Furthermore, there are many companies like Marvell, Dialog, and Infineon that are working on an LED driving project for ICs and commonly the PWM (pulse width modulation) solution is utilized to deliver the required stable power to an LED row that is utilized for many common consumer applications, for example to illuminate the displays of smartphones or tablets.
Such an IC that provides very stable electric power required by the LED is constituted basically of switching voltage regulators that are able to manage the power coming from a DC source, typically a lithium battery, by guaranteeing good conversion efficiency, i.e., the ratio between the output power and the input power of the voltage regulator which feeds the LED.
The basic mechanism of the power conversion of the switching power regulator is the PWM strategy: An integrated power switch is turned on and off for a fixed time interval, during a period of switching, the resulting pulsed waveform is filtered by a capacitor filter at the output, to provide a constant DC voltage and current to the LED array (see Figure1):
The ST new smart solution is very interesting to me because it improves the LED driver by means of the action of the microprocessor that is the key core of the smart light system.
The microprocessor can regulate the brightness of the light emitted by the LED by using the feedback signal of a light sensor integrated in the smart packaged system. The microprocessor puts intelligence into the management of the light emitted by the LED and makes it possible for smart energy saving for street illumination purposes. This new solution holds a great deal of potential because of the high number of possible functionalities that can be added to the microcontroller.
The management of the energy supplied to the street lights for the illumination of cities usually does not take into account environmental conditions, in which the lights have to operate regardless of the material constituting the lamps, but something is changing. From an ST press release:

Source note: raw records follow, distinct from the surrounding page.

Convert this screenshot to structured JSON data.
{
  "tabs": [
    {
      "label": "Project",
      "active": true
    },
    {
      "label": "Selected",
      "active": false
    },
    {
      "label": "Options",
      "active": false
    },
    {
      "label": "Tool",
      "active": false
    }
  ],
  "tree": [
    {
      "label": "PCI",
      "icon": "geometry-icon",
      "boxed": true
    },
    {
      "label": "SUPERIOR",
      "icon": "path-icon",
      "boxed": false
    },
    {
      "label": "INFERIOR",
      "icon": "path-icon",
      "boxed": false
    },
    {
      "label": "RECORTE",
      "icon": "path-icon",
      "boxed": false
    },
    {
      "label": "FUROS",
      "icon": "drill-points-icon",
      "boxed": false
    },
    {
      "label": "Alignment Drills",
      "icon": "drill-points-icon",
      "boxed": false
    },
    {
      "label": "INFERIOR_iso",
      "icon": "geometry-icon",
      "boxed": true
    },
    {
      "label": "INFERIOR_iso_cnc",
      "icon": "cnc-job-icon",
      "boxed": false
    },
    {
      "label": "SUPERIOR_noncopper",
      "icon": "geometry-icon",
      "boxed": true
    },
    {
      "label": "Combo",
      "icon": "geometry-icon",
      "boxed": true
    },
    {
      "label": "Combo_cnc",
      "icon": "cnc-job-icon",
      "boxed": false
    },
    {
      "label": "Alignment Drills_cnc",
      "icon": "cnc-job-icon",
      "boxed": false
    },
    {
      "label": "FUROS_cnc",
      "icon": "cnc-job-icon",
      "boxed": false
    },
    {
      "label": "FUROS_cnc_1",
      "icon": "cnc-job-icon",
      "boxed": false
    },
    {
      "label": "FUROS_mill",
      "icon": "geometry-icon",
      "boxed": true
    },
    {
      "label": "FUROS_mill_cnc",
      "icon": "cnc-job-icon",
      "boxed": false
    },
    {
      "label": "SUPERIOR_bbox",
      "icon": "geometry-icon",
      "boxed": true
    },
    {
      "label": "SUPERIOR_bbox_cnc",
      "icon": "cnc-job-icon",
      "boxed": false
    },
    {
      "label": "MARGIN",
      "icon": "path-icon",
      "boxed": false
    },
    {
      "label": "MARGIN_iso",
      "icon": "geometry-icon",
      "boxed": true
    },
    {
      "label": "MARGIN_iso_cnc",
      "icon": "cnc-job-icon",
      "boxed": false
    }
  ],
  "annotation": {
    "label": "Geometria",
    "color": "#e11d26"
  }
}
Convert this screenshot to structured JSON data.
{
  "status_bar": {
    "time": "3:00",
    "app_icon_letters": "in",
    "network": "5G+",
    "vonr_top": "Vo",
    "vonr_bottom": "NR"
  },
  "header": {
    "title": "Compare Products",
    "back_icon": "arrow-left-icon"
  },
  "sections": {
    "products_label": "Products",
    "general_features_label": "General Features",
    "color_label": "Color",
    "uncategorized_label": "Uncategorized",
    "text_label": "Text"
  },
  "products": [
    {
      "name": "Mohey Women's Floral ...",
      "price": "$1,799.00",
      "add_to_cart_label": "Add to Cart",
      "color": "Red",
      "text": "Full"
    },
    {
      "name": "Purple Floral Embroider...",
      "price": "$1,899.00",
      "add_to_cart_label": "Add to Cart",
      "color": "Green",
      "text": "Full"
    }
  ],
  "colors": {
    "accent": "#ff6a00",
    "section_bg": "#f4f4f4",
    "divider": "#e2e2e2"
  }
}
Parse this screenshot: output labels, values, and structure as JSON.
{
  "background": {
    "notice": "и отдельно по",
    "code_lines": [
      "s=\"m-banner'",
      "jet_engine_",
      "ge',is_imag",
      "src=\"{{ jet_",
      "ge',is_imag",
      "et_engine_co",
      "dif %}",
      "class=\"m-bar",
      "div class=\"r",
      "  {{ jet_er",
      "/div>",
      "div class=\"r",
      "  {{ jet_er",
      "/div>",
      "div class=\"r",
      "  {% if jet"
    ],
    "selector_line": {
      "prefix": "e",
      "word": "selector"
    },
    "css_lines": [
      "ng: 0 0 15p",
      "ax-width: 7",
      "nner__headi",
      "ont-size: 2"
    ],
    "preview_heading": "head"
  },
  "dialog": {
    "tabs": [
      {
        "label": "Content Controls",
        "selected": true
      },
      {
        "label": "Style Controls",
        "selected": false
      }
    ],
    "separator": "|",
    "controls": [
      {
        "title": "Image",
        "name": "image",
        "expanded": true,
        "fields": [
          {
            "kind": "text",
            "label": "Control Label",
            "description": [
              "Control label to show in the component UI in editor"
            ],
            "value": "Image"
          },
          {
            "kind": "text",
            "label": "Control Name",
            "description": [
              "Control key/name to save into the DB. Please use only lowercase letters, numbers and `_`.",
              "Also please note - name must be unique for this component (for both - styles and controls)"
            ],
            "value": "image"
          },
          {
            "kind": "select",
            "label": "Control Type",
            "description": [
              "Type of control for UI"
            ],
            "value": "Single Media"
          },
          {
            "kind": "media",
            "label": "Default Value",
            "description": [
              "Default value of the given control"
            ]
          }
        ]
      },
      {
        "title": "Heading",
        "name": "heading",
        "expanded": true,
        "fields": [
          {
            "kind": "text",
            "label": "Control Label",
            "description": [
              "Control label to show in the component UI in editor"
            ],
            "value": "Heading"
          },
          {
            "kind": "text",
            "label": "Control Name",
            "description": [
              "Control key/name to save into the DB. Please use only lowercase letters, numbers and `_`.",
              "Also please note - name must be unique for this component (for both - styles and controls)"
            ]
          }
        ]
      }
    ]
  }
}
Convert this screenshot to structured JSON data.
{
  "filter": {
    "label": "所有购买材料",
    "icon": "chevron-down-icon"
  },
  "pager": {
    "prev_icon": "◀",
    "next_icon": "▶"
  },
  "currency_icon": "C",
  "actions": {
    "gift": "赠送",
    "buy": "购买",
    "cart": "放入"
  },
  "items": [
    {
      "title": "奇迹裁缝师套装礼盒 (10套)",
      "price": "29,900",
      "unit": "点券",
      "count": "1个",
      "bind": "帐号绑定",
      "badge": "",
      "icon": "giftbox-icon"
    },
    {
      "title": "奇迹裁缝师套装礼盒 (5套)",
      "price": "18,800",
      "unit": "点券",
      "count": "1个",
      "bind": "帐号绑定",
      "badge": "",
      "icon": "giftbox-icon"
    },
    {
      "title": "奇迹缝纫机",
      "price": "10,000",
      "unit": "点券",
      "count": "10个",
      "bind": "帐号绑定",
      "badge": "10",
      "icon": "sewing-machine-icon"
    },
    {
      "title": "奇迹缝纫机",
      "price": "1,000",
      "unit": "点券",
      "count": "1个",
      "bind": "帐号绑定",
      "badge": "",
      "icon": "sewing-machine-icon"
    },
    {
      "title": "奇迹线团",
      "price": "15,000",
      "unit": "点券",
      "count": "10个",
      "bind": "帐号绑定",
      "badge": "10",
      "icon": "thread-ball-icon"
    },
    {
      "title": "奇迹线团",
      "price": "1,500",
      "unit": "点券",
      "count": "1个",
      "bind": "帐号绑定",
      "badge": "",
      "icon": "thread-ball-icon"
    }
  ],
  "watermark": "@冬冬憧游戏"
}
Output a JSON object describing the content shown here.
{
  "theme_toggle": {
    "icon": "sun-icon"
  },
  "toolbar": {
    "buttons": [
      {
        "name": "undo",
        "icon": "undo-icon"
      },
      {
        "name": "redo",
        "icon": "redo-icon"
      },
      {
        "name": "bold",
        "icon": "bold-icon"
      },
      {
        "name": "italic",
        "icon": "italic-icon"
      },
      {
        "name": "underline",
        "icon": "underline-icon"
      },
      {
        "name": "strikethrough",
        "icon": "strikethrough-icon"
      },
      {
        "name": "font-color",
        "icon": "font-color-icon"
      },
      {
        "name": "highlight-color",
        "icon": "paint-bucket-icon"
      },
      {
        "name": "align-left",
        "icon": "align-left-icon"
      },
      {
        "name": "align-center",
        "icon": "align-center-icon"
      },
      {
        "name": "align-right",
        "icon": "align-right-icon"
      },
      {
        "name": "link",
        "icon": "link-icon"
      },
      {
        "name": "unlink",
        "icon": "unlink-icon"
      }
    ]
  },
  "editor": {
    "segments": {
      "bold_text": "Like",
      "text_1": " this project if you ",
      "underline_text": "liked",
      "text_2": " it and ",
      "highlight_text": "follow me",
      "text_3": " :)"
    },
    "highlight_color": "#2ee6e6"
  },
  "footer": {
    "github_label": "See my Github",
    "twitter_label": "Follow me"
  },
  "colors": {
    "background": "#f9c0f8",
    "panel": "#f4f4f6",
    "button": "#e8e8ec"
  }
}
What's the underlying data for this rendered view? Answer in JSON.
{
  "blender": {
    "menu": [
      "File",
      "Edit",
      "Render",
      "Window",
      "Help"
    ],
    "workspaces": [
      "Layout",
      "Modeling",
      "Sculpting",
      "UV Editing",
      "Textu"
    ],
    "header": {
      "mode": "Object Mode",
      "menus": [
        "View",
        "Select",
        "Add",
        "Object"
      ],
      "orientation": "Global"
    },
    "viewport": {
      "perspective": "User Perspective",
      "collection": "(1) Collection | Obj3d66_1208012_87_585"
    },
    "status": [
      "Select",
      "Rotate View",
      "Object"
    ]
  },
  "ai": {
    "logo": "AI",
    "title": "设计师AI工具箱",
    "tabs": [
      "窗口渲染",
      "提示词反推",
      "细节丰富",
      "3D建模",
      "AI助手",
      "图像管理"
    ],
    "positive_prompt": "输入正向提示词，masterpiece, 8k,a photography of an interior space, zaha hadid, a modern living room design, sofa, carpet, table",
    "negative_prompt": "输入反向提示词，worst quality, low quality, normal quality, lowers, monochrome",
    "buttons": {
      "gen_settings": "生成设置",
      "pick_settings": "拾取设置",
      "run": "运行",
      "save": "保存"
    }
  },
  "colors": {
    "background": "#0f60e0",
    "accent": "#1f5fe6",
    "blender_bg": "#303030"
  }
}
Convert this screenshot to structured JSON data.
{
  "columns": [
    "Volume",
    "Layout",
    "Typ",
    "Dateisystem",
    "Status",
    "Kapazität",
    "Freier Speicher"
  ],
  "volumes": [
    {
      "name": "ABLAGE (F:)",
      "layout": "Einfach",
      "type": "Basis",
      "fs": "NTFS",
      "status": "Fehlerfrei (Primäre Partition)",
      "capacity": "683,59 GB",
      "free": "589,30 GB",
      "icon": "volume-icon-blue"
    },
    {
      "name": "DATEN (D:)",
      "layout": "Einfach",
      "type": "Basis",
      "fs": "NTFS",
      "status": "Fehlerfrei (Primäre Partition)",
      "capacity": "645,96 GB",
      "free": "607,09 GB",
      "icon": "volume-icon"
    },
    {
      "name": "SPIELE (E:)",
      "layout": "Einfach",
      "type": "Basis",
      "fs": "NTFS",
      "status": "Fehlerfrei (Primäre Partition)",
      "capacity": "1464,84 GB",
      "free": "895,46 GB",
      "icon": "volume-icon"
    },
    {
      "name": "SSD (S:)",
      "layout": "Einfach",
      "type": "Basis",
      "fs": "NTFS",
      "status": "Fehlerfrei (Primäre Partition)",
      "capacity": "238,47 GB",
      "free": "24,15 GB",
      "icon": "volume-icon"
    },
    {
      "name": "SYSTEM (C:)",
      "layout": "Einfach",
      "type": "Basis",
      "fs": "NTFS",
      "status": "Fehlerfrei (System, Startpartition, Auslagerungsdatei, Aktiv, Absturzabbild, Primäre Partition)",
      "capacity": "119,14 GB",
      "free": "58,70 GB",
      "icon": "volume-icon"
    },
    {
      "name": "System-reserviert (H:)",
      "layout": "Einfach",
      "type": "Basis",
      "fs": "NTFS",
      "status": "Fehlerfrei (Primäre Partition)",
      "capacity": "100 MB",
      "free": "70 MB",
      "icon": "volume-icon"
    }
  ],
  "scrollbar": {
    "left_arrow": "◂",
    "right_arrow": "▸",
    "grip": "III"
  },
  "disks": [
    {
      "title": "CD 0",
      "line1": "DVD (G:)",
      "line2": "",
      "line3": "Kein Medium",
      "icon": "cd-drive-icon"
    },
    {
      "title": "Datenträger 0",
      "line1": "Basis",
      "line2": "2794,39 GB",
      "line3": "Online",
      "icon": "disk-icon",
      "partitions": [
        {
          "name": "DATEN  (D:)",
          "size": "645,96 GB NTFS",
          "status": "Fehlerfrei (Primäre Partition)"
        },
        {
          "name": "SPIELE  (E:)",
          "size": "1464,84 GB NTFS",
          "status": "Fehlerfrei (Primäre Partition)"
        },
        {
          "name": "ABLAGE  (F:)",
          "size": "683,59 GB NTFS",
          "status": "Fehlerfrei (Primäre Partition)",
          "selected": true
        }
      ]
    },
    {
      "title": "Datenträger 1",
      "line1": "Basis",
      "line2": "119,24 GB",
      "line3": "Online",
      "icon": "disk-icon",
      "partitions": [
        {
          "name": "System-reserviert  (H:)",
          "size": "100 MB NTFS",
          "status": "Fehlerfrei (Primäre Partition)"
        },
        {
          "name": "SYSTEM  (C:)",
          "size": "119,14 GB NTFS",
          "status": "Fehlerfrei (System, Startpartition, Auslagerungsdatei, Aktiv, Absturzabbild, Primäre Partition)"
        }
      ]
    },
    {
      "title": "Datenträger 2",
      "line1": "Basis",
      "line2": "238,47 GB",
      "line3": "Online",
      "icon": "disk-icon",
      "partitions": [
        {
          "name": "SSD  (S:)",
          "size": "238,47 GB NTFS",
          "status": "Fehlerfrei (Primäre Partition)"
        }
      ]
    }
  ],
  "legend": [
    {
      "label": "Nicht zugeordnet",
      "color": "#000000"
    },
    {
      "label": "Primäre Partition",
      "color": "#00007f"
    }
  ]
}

Many cities around the world have started to convert their existing streetlamps to use LED technology and even more are drawing up plans to do so. In the USA, for example, Boston, Massachusetts had converted 40% of its 64,000 electric streetlamps to LEDs by the end of 2012 and was already realizing $2.8 million savings annually in electricity cost, about 35% of that expense.
The city of San Jose, Calif., has agreed to this project (see Figure 2): “At the AlwaysOn GoingGreen conference in Sausalito, Calif., San Jose Mayor Chuck Reed discusses a plan to update the city's 62,000 street lights with motion sensor controls, networking technologies, and LED bulbs.”
Do you think this solution will impact the environment of the cities less than the present solution? Do you prefer LED lights for their low power consumption and the simple driving circuitry?